“We had really big plans for him in the equestrian field when he had finished his racing career but, sadly, neither his return to racing nor his post racing career eventuated.

“Patches was nine weeks into the preparation when the accident happened.

“He was working at Clifford Park. All of his local owners were there to see him work … when he suffered a severe shoulder injury and he could not be saved. It would have been the saddest morning I have had at trackwork in all of my training career … and the saddness stayed with us for some time.

“He just meant so much to us.

“Those type of things don’t just happen in racing obviously. They happen in life in general and, of course, horses don’t have to be racing or in work to have an accident. It can happen in the paddock or in the most innocent of settings … but, when you don’t have any warning and can’t see it coming, the shock is all the greater … and that was the case with Patches.”

Trainers lose horses all of the time for a variety of reasons … they are moved to a new stable, they get injured and sidelined or they simply retire … but when a horse dies there is a sobering finality to it.

“The sadness at the time was almost overwhelming and plenty of tears flowed,” said Nolan. … but, as always, the coping mechanism does kick in eventually and you do get to enjoy the memories.

“And they are very fond memories!

“We miss him.”

*There will be countless people who can relate to this story. All credit to them for what they have done, are doing and will continue to do for these magnificent thoroughbreds. They will all know that sometimes an emotional price has to be paid along the way for the care, commitment and love that they show for their horses, but their love for what they do is unconditional and that’s what carries them through the tougher times.

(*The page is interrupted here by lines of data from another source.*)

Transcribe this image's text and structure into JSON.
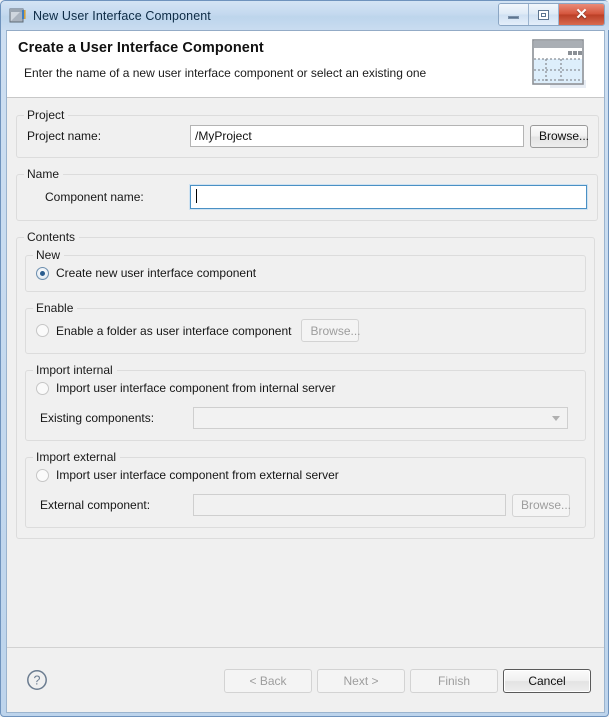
{
  "window": {
    "title": "New User Interface Component",
    "icon": "component-window-icon",
    "controls": {
      "minimize": "minimize-icon",
      "maximize": "maximize-icon",
      "close": "close-icon",
      "close_glyph": "✕"
    }
  },
  "banner": {
    "title": "Create a User Interface Component",
    "subtitle": "Enter the name of a new user interface component or select an existing one",
    "icon": "form-layout-icon"
  },
  "project_group": {
    "legend": "Project",
    "name_label": "Project name:",
    "name_value": "/MyProject",
    "name_placeholder": "",
    "browse_label": "Browse...",
    "browse_enabled": true
  },
  "name_group": {
    "legend": "Name",
    "component_label": "Component name:",
    "component_value": "",
    "component_placeholder": "",
    "focused": true
  },
  "contents_group": {
    "legend": "Contents",
    "new_group": {
      "legend": "New",
      "radio_label": "Create new user interface component",
      "selected": true
    },
    "enable_group": {
      "legend": "Enable",
      "radio_label": "Enable a folder as user interface component",
      "selected": false,
      "browse_label": "Browse...",
      "browse_enabled": false
    },
    "import_internal_group": {
      "legend": "Import internal",
      "radio_label": "Import user interface component from internal server",
      "selected": false,
      "combo_label": "Existing components:",
      "combo_value": "",
      "combo_icon": "chevron-down-icon"
    },
    "import_external_group": {
      "legend": "Import external",
      "radio_label": "Import user interface component from external server",
      "selected": false,
      "field_label": "External component:",
      "field_value": "",
      "browse_label": "Browse...",
      "browse_enabled": false
    }
  },
  "footer": {
    "help_icon": "help-question-icon",
    "back_label": "< Back",
    "back_enabled": false,
    "next_label": "Next >",
    "next_enabled": false,
    "finish_label": "Finish",
    "finish_enabled": false,
    "cancel_label": "Cancel",
    "cancel_enabled": true
  },
  "colors": {
    "titlebar": "#c4d9ef",
    "frame_border": "#6f93bd",
    "body": "#f0f0f0",
    "banner": "#ffffff",
    "close_button": "#c4492f",
    "radio_selected": "#2a5d8f",
    "focus_border": "#4a90c4"
  }
}
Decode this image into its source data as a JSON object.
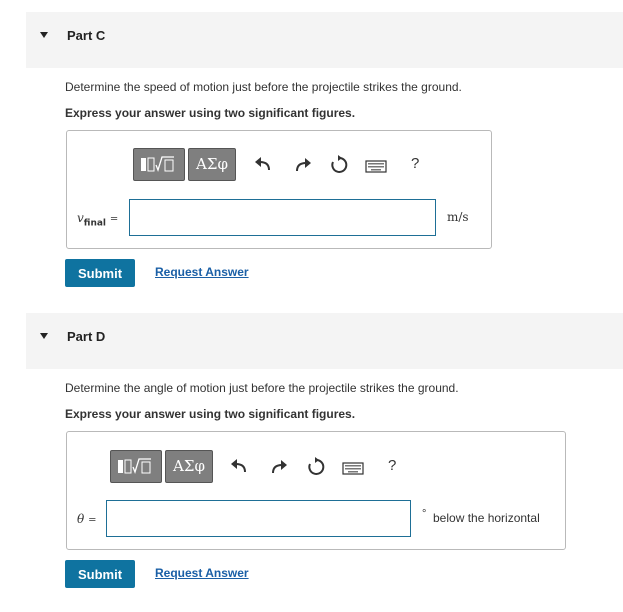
{
  "partC": {
    "title": "Part C",
    "question": "Determine the speed of motion just before the projectile strikes the ground.",
    "instruction": "Express your answer using two significant figures.",
    "toolbar": {
      "greek_label": "ΑΣφ",
      "help_label": "?"
    },
    "variable": {
      "symbol": "v",
      "subscript": "final",
      "equals": "="
    },
    "input_value": "",
    "units": "m/s",
    "submit_label": "Submit",
    "request_label": "Request Answer"
  },
  "partD": {
    "title": "Part D",
    "question": "Determine the angle of motion just before the projectile strikes the ground.",
    "instruction": "Express your answer using two significant figures.",
    "toolbar": {
      "greek_label": "ΑΣφ",
      "help_label": "?"
    },
    "variable": {
      "symbol": "θ",
      "equals": "="
    },
    "input_value": "",
    "units_degree": "°",
    "units": "below the horizontal",
    "submit_label": "Submit",
    "request_label": "Request Answer"
  },
  "icons": [
    "caret-down-icon",
    "template-icon",
    "undo-icon",
    "redo-icon",
    "reset-icon",
    "keyboard-icon",
    "help-icon"
  ],
  "colors": {
    "accent": "#0f73a0",
    "link": "#1a5fa6",
    "input_border": "#1e6f96",
    "toolbar_button": "#7f7f7f",
    "header_bg": "#f4f4f4"
  }
}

More articles

Patches ...on his way to a metropolitan win on Febuary 20, 2021 in what was to be the last race of his career
Patches ...on his way to a metropolitan win on Febuary 20, 2021 in what was to be the last race of his career
Looking a picture on the way to the start
Looking a picture on the way to the start
Feeling the love
Feeling the love
Spreading the joy
Spreading the joy
Posing with the team
Posing with the team
Photos: Darren Winningham
Photos: Darren Winningham
Queensland's Own www.horseracingonly.com.au Queensland's Best